This rough land features high, jagged peaks; deep, narrow valleys and canyons; sheer granite walls; cirque basins; talus slopes; and perennial snowfields. This area abuts the Continental Divide and encompasses 25 square miles of the southern Wind River Mountain Range. Along the western boundary, which the Popo Agie (pronounced "po-po-zsha") Wilderness shares with the Bridger Wilderness, stands Wind River Peak, at 13,255 feet the highest point in the area. More than 20 other summits rise above 12,000 feet. The lowest elevation in the Popo Agie is the Middle Fork of the Popo Agie River at 8,400 feet on the eastern boundary. Bordering the north side is the Wind River Indian Reservation, outstanding country where visitors must first obtain a permit before entering. More than 300 alpine and subalpine lakes and ponds send their waters down sparkling streams and over waterfalls to the Middle Fork and North Fork of the Popo Agie River and the South Fork of the Little Wind River. All the water eventually ends up in the Wind River. Forests of lodgepole pine and Douglas fir, Engelmann spruce, and subalpine fir grow here. In a Smithsonian Institute report issued in 1879, it was said of the Wind River Mountains, "when a good Indian dies, he falls into a beautiful stream of bright, fresh water, and is carried to the pleasant grounds [of the Winds]. . . . " The temperature rarely exceeds 80 degrees Fahrenheit, but it may plunge to 40 below zero in the winter. Snow may fall any day of the year. During summer, there are occasional heavy rains and afternoon thunderstorms are common. Many miles of trails attract a relatively large number of visitors, which has led to resource-protecting restrictions on camping and travel.
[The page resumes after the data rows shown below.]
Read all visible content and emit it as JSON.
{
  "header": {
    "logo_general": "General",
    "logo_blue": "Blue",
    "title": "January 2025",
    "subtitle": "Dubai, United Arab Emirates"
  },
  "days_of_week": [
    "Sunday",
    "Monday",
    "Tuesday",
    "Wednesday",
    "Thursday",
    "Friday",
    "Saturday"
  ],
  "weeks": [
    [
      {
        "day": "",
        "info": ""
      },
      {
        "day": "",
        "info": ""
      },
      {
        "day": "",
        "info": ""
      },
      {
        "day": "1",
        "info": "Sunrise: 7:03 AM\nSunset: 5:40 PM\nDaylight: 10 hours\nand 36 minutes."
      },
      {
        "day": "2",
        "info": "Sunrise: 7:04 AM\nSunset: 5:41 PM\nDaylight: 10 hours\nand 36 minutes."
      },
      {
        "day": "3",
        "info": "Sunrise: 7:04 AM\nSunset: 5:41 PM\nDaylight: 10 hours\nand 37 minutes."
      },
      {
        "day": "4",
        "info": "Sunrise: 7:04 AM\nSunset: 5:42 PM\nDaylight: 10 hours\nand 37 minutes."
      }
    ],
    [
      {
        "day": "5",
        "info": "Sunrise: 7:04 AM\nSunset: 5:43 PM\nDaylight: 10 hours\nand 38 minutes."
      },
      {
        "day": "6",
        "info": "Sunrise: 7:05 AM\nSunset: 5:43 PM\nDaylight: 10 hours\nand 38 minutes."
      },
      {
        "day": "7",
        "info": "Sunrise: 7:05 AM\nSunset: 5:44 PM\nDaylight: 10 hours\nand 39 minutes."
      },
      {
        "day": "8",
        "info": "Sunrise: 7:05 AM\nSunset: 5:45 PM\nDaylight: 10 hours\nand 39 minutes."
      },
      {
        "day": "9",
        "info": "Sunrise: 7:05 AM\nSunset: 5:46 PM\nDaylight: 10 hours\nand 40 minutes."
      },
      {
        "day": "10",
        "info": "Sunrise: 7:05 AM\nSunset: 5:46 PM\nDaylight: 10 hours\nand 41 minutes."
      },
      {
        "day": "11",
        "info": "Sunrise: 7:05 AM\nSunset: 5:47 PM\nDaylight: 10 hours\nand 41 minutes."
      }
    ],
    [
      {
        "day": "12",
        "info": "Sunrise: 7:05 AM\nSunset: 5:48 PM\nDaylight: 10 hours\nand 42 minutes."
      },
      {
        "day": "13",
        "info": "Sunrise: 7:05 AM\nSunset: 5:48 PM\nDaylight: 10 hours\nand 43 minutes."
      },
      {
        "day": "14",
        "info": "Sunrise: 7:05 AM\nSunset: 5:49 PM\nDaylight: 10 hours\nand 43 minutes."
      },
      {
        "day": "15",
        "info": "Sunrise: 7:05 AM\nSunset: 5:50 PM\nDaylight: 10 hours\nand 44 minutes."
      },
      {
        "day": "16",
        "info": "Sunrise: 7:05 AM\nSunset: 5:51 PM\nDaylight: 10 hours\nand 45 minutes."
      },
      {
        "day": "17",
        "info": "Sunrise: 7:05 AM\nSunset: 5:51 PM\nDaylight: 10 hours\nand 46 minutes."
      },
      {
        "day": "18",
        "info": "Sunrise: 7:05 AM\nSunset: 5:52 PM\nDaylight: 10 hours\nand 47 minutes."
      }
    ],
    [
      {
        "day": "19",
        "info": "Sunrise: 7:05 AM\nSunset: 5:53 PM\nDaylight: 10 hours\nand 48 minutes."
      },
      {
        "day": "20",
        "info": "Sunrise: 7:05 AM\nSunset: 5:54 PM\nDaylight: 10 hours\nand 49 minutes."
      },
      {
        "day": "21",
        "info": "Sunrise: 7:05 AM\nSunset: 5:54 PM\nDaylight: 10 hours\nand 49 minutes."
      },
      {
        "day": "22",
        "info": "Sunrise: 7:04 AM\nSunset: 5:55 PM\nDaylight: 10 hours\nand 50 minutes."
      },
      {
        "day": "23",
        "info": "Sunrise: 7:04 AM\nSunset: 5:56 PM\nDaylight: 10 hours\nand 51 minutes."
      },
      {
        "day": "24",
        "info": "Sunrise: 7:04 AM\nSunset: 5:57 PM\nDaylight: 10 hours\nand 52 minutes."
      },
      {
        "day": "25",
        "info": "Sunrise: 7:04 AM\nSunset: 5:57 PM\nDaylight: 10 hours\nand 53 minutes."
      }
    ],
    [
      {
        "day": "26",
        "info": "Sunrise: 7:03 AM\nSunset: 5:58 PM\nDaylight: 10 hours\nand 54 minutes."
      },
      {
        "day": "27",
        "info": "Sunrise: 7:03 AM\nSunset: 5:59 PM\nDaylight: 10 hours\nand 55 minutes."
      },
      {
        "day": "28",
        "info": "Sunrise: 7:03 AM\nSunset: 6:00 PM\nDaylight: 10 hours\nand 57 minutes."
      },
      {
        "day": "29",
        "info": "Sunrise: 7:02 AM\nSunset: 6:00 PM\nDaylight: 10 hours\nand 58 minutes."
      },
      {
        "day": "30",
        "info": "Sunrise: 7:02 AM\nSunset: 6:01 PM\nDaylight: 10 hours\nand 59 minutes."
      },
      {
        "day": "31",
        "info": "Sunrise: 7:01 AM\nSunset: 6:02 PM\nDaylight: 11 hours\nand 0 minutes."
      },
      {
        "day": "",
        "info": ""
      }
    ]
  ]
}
Check with the Washakie or Wind River Ranger Districts (located in Lander and Dubois, respectively).
Leave No Trace
How to follow the seven standard Leave No Trace principles differs in different parts of the country (desert vs. Rocky Mountains). Click on any of the principles listed below to learn more about how they apply in the Popo Agie Wilderness.
Digital and paper maps are critical tools for wilderness visitors. Online maps can help you plan and prepare for your visit ahead of time. You can also carry digital maps with you on your GPS unit or other handheld GPS device. Having a paper map with you in the backcountry, as well as solid orienteering skills, however, ensures that you can still route-find in the event that your electronic device fails.
Motorized equipment and equipment used for mechanical transport is generally prohibited in all wilderness areas.
This includes the use of motor vehicles, motorboats, motorized equipment, bicycles, hang gliders, wagons, carts, portage wheels, and the landing of aircraft including helicopters.
Wyoming Wilderness Act of 1984 - Public law 98-550 (10/30/1984) To designate certain lands in the state of Wyoming for inclusion in the National Wilderness Preservation System, to release other forest lands for multiple use management, to withdraw designated wilderness areas in Wyoming from minerals activity, and for other purposes